[Web page and app entries]
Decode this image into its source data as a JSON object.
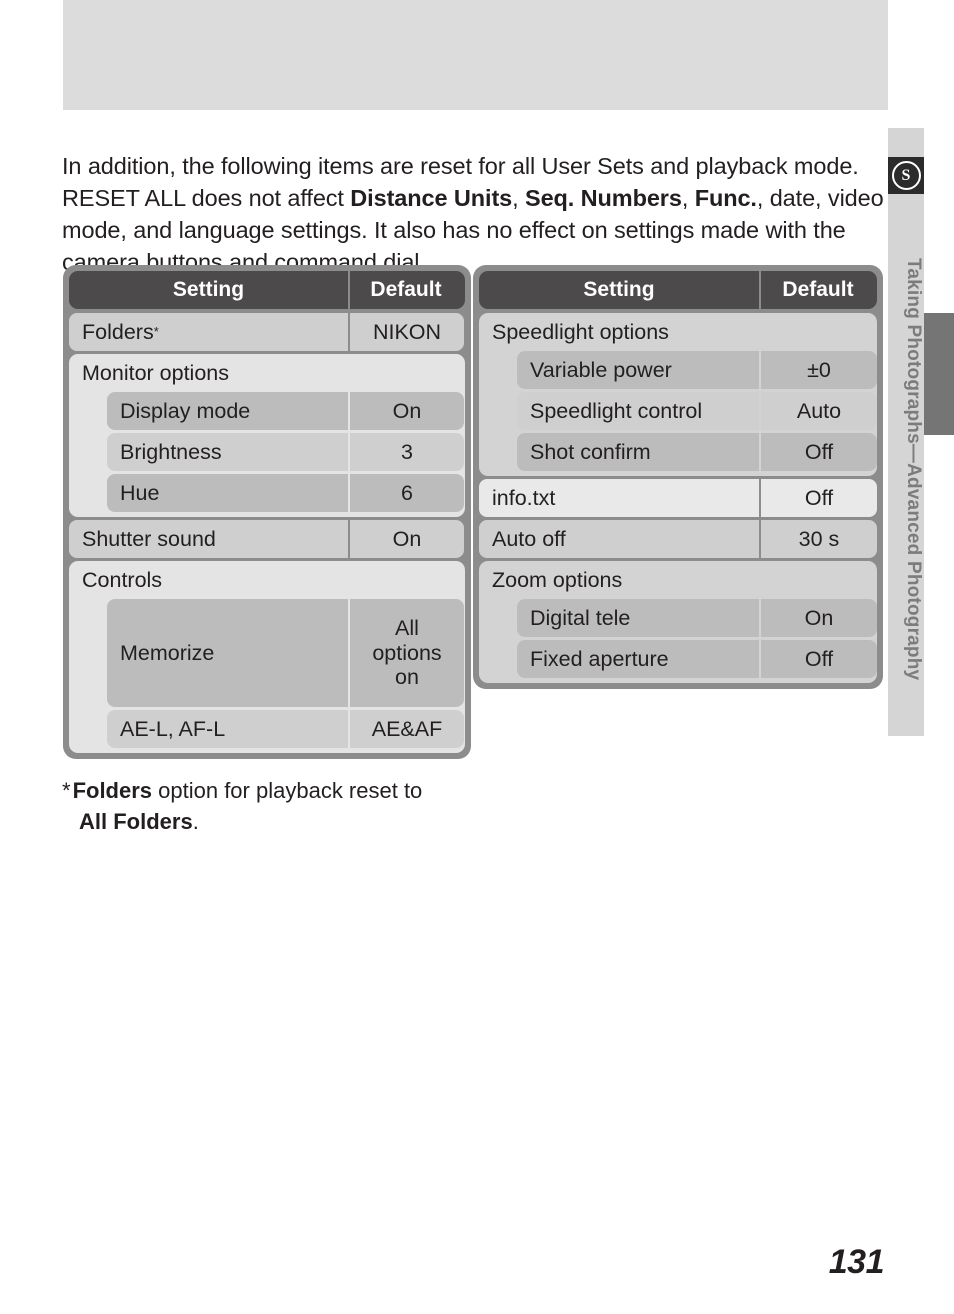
{
  "page": {
    "number": "131",
    "side_tab": {
      "icon": "shutter-s-icon",
      "icon_glyph": "S",
      "label": "Taking Photographs—Advanced Photography"
    }
  },
  "intro": {
    "seg1": "In addition, the following items are reset for all User Sets and playback mode. RESET ALL does not affect ",
    "bold1": "Distance Units",
    "seg2": ", ",
    "bold2": "Seq. Numbers",
    "seg3": ", ",
    "bold3": "Func.",
    "seg4": ", date, video mode, and language settings.  It also has no effect on settings made with the camera buttons and command dial."
  },
  "footnote": {
    "star": "*",
    "bold1": "Folders",
    "text1": " option for playback reset to",
    "bold2": "All Folders",
    "text2": "."
  },
  "tables": [
    {
      "id": "left",
      "headers": {
        "setting": "Setting",
        "default": "Default"
      },
      "rows": [
        {
          "kind": "row",
          "label": "Folders",
          "sup": "*",
          "value": "NIKON",
          "shade": "light"
        },
        {
          "kind": "group",
          "title": "Monitor options",
          "shade": "group",
          "children": [
            {
              "label": "Display mode",
              "value": "On",
              "shade": "mid"
            },
            {
              "label": "Brightness",
              "value": "3",
              "shade": "light"
            },
            {
              "label": "Hue",
              "value": "6",
              "shade": "mid"
            }
          ]
        },
        {
          "kind": "row",
          "label": "Shutter sound",
          "value": "On",
          "shade": "light"
        },
        {
          "kind": "group",
          "title": "Controls",
          "shade": "group",
          "children": [
            {
              "label": "Memorize",
              "value": "All options on",
              "shade": "mid",
              "tall": true
            },
            {
              "label": "AE-L, AF-L",
              "value": "AE&AF",
              "shade": "light"
            }
          ]
        }
      ]
    },
    {
      "id": "right",
      "headers": {
        "setting": "Setting",
        "default": "Default"
      },
      "rows": [
        {
          "kind": "group",
          "title": "Speedlight options",
          "shade": "groupB",
          "children": [
            {
              "label": "Variable power",
              "value": "±0",
              "shade": "mid"
            },
            {
              "label": "Speedlight control",
              "value": "Auto",
              "shade": "light"
            },
            {
              "label": "Shot confirm",
              "value": "Off",
              "shade": "mid"
            }
          ]
        },
        {
          "kind": "row",
          "label": "info.txt",
          "value": "Off",
          "shade": "lightest"
        },
        {
          "kind": "row",
          "label": "Auto off",
          "value": "30 s",
          "shade": "light"
        },
        {
          "kind": "group",
          "title": "Zoom options",
          "shade": "groupB",
          "children": [
            {
              "label": "Digital tele",
              "value": "On",
              "shade": "mid"
            },
            {
              "label": "Fixed aperture",
              "value": "Off",
              "shade": "mid"
            }
          ]
        }
      ]
    }
  ]
}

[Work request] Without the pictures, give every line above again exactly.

[Written response]
Decode this image into its source data as a JSON object.
{
  "page": {
    "number": "131",
    "side_tab": {
      "icon": "shutter-s-icon",
      "icon_glyph": "S",
      "label": "Taking Photographs—Advanced Photography"
    }
  },
  "intro": {
    "seg1": "In addition, the following items are reset for all User Sets and playback mode. RESET ALL does not affect ",
    "bold1": "Distance Units",
    "seg2": ", ",
    "bold2": "Seq. Numbers",
    "seg3": ", ",
    "bold3": "Func.",
    "seg4": ", date, video mode, and language settings.  It also has no effect on settings made with the camera buttons and command dial."
  },
  "footnote": {
    "star": "*",
    "bold1": "Folders",
    "text1": " option for playback reset to",
    "bold2": "All Folders",
    "text2": "."
  },
  "tables": [
    {
      "id": "left",
      "headers": {
        "setting": "Setting",
        "default": "Default"
      },
      "rows": [
        {
          "kind": "row",
          "label": "Folders",
          "sup": "*",
          "value": "NIKON",
          "shade": "light"
        },
        {
          "kind": "group",
          "title": "Monitor options",
          "shade": "group",
          "children": [
            {
              "label": "Display mode",
              "value": "On",
              "shade": "mid"
            },
            {
              "label": "Brightness",
              "value": "3",
              "shade": "light"
            },
            {
              "label": "Hue",
              "value": "6",
              "shade": "mid"
            }
          ]
        },
        {
          "kind": "row",
          "label": "Shutter sound",
          "value": "On",
          "shade": "light"
        },
        {
          "kind": "group",
          "title": "Controls",
          "shade": "group",
          "children": [
            {
              "label": "Memorize",
              "value": "All options on",
              "shade": "mid",
              "tall": true
            },
            {
              "label": "AE-L, AF-L",
              "value": "AE&AF",
              "shade": "light"
            }
          ]
        }
      ]
    },
    {
      "id": "right",
      "headers": {
        "setting": "Setting",
        "default": "Default"
      },
      "rows": [
        {
          "kind": "group",
          "title": "Speedlight options",
          "shade": "groupB",
          "children": [
            {
              "label": "Variable power",
              "value": "±0",
              "shade": "mid"
            },
            {
              "label": "Speedlight control",
              "value": "Auto",
              "shade": "light"
            },
            {
              "label": "Shot confirm",
              "value": "Off",
              "shade": "mid"
            }
          ]
        },
        {
          "kind": "row",
          "label": "info.txt",
          "value": "Off",
          "shade": "lightest"
        },
        {
          "kind": "row",
          "label": "Auto off",
          "value": "30 s",
          "shade": "light"
        },
        {
          "kind": "group",
          "title": "Zoom options",
          "shade": "groupB",
          "children": [
            {
              "label": "Digital tele",
              "value": "On",
              "shade": "mid"
            },
            {
              "label": "Fixed aperture",
              "value": "Off",
              "shade": "mid"
            }
          ]
        }
      ]
    }
  ]
}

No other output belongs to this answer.